You can also execute the ./tools/pcfdev-helper.sh delete-routes

I’m unauthorized to deploy infrastructure jars

Most likely you’ve forgotten to update your local settings.xml with the Artifactory’s setup. Check out this section of the docs and update your settings.xml.

Signing Artifacts

In some cases it may be required that when performing a release that the artifacts be signed before pushing them to the repository. To do this you will need to import your GPG keys into the Docker image running Jenkins. This can be done by placing a file called public.key containing your public key and a file called private.key containing your private key in the seed directory. These keys will be imported by the init.groovy script that is run when Jenkins starts.

How to build it

./gradlew clean build

Warning
The ran test only checks if your scripts compile.

How to work with Jenkins Job DSL plugin

Check out the tutorial. Provide the link to this repository in your Jenkins installation.

Warning
Remember that views can be overridden that’s why the suggestion is to contain in one script all the logic needed to build a view for a single project (check out that spring_cloud_views.groovy is building all the spring-cloud views).

The demo setup

demo
The overview of the demo: Github Webhook listens to HTTP calls and sends a message to Github Analytics

   

demo metrics
Gathering metrics: Github Analytics exposes metrics that are polled by Prometheus

   

demo alerting
Alerting over metrics: Grafana alerts Slack over Prometheus metrics

   

Running Prometheus on CF

You can check out Toshiaki Maki’s code on how to automate Grafana installation on CF.

Go to https://prometheus.io/download/ and download linux binary. Then call:

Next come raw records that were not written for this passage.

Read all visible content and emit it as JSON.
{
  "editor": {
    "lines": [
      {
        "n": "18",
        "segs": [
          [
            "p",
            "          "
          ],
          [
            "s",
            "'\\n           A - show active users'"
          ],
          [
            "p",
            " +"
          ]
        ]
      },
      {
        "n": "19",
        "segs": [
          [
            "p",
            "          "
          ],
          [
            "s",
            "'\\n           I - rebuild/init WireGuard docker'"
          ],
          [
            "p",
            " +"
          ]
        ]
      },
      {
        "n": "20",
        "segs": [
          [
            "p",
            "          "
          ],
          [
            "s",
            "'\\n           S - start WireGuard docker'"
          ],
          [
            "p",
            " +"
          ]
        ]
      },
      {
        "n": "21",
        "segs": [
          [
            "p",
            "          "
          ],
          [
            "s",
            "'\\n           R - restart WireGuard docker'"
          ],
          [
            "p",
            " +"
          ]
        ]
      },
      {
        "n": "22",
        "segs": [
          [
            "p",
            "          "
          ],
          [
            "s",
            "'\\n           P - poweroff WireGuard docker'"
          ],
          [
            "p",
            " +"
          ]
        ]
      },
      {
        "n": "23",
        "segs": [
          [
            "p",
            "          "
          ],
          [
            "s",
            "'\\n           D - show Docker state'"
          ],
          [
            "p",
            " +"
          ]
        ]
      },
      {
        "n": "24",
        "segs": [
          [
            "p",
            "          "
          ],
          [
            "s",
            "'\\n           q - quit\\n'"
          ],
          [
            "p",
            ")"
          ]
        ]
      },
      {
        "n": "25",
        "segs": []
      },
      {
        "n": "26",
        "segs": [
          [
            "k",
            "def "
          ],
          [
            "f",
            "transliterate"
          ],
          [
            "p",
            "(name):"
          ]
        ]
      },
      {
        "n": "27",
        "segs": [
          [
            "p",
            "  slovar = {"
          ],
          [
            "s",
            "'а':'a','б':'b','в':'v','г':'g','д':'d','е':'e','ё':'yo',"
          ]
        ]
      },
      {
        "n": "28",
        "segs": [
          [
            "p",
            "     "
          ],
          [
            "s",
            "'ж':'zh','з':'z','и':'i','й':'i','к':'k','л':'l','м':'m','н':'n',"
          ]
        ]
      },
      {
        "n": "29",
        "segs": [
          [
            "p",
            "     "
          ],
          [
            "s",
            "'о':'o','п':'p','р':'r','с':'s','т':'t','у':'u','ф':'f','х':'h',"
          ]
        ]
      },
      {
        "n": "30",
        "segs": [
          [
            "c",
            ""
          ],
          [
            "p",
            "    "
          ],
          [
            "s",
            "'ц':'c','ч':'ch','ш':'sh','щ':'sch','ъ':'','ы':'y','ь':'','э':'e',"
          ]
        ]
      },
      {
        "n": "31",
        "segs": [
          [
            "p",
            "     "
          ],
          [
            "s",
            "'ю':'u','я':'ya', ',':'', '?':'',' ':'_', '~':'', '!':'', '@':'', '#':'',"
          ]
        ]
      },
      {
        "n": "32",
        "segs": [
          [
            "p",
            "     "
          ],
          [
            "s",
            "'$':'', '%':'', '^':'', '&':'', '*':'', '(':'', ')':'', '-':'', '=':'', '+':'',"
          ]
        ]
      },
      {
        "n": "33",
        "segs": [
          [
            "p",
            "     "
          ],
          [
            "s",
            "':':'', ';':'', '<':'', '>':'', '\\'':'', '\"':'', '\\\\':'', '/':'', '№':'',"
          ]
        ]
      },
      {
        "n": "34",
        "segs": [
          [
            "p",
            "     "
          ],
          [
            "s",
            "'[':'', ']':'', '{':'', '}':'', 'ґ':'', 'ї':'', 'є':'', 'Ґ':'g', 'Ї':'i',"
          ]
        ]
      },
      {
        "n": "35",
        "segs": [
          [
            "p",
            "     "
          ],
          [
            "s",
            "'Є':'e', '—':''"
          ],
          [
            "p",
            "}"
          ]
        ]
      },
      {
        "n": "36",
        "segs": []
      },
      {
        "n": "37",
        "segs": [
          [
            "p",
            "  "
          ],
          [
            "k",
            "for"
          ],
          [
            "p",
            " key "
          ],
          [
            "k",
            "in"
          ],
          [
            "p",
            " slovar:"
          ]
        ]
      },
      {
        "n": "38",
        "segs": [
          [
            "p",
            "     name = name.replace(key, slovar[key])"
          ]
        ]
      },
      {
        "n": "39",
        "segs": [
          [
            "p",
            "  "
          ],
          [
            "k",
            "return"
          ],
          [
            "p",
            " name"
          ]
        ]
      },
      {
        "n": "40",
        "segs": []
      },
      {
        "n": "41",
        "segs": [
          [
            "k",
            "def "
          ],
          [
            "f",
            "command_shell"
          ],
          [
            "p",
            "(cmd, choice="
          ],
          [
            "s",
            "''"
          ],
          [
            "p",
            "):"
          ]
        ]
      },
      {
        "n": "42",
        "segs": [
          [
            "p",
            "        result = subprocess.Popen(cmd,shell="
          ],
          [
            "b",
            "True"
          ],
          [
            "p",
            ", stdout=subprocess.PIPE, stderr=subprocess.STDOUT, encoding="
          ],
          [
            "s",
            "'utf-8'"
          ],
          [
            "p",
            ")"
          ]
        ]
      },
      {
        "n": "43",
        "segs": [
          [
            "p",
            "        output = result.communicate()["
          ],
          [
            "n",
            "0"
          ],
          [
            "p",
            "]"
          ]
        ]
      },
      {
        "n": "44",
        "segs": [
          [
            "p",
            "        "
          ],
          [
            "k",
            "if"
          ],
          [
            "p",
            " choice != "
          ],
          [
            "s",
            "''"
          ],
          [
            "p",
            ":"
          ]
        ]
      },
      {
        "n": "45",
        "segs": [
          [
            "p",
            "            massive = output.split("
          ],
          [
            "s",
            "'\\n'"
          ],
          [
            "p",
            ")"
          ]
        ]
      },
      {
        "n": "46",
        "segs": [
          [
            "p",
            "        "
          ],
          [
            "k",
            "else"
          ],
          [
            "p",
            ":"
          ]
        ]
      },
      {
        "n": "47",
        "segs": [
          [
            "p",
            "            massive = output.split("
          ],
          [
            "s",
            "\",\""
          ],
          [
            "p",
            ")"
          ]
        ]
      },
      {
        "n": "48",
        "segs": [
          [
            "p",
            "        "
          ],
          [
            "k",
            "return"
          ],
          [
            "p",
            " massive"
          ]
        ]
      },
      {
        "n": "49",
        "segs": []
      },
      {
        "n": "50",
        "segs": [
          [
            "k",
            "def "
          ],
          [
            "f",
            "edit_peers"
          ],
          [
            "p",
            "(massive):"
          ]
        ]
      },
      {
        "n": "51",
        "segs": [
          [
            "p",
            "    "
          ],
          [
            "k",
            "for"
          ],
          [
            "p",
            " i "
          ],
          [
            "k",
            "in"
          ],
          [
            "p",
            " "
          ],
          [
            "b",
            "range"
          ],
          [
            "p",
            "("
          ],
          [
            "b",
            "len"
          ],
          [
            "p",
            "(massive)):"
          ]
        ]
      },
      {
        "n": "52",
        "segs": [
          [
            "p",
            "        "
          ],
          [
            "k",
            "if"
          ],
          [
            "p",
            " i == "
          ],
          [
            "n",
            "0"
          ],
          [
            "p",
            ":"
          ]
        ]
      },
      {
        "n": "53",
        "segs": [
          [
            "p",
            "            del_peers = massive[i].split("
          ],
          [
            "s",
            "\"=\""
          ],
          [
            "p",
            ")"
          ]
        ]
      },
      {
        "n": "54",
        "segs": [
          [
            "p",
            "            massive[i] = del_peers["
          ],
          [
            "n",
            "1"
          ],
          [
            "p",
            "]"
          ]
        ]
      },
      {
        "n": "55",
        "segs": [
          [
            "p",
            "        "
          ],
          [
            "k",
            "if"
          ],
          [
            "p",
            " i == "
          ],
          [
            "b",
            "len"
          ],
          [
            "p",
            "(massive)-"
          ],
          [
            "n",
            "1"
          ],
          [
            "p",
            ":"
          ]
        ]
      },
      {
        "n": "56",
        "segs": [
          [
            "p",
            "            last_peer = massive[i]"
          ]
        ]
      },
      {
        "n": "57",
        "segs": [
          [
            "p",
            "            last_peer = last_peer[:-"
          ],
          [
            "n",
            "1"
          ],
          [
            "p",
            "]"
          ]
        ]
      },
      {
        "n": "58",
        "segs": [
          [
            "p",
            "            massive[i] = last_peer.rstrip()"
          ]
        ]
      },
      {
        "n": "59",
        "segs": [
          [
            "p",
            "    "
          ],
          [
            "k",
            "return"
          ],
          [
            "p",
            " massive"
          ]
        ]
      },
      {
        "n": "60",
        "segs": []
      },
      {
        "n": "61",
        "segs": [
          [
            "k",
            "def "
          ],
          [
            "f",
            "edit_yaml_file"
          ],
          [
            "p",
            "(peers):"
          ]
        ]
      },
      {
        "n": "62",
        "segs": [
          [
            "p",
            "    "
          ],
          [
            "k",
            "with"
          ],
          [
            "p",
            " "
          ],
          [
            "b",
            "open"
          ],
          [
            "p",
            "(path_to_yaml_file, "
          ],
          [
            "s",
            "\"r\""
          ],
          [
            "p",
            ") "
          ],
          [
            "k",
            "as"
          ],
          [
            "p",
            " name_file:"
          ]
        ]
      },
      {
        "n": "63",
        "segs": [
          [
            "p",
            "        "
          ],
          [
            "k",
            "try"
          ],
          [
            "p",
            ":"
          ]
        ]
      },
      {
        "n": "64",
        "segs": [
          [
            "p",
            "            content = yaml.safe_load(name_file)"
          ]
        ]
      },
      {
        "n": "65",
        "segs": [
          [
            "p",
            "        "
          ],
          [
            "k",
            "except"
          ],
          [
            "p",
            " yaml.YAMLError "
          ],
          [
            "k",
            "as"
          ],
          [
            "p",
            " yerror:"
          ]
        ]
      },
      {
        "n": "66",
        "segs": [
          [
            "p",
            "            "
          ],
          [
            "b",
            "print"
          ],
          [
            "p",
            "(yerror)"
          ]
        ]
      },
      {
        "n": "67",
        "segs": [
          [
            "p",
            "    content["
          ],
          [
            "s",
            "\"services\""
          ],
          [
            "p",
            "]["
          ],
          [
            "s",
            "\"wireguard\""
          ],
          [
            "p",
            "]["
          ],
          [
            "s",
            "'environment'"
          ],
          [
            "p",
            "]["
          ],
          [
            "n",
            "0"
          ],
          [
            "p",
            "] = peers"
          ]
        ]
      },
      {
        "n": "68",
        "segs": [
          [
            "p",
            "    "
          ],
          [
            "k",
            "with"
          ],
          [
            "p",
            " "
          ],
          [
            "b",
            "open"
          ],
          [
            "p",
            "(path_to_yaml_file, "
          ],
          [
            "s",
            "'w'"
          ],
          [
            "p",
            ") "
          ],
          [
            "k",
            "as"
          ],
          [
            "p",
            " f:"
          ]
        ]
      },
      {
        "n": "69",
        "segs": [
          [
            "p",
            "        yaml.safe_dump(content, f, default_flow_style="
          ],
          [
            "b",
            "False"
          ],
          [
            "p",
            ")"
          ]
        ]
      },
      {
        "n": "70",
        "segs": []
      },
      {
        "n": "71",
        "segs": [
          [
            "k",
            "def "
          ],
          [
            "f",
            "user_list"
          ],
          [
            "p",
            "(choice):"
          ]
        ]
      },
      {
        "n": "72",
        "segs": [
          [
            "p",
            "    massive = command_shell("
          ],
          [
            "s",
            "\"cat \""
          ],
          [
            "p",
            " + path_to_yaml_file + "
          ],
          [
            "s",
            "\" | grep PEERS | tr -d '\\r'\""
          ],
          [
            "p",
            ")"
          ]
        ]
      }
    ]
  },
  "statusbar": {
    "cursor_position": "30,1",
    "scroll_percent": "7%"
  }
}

cf push sc-pipelines-prometheus -b binary_buildpack -c './prometheus -web.listen-address=:8080' -m 64m

Also localhost:9090 in prometheus.yml should be localhost:8080.

The file should look like this to work with the demo setup (change github-analytics-sc-pipelines.cfapps.io to your github-analytics installation).

# my global config
global:
  scrape_interval:     15s # Set the scrape interval to every 15 seconds. Default is every 1 minute.
  evaluation_interval: 15s # Evaluate rules every 15 seconds. The default is every 1 minute.
  # scrape_timeout is set to the global default (10s).

  # Attach these labels to any time series or alerts when communicating with
  # external systems (federation, remote storage, Alertmanager).
  external_labels:
      monitor: 'codelab-monitor'

# Load rules once and periodically evaluate them according to the global 'evaluation_interval'.
rule_files:
  # - "first.rules"
  # - "second.rules"

# A scrape configuration containing exactly one endpoint to scrape:
# Here it's Prometheus itself.
scrape_configs:
  # The job name is added as a label `job=<job_name>` to any timeseries scraped from this config.
  - job_name: 'prometheus'

    # metrics_path defaults to '/metrics'
    # scheme defaults to 'http'.

    static_configs:
      - targets: ['localhost:8080']

  - job_name: 'demo-app'

    # Override the global default and scrape targets from this job every 5 seconds.
    scrape_interval: 5s

    metrics_path: '/prometheus'
    # scheme defaults to 'http'.

    static_configs:
      - targets: ['github-analytics-sc-pipelines.cfapps.io']

A deployed version for the Spring Cloud Pipelines demo is available here

Running Grafana on CF

You can check out Toshiaki Maki’s code on how to automate Prometheus installation on CF.

Download tarball from https://grafana.com/grafana/download?platform=linux Next set http_port = 8080 in conf/default.ini. Then call

cf push sc-pipelines-grafana -b binary_buildpack -c './bin/grafana-server web' -m 64m

The demo is using Grafana Dashboard with ID 2471.

A deployed version for the Spring Cloud Pipelines demo is available here

How to build it

Build and test

You can execute

./gradlew clean build

to build and test the project.

Generate readme

To generate readme just run

./gradlew generateReadme

Releasing

Publishing A Docker Image

When doing a release you also need to push a Docker image to Dockerhub. From the project root, run the following commands replacing <version> with the version of the release.

docker login
docker build -t springcloud/spring-cloud-pipeline-jenkins:<version> ./jenkins
docker push springcloud/spring-cloud-pipeline-jenkins:<version>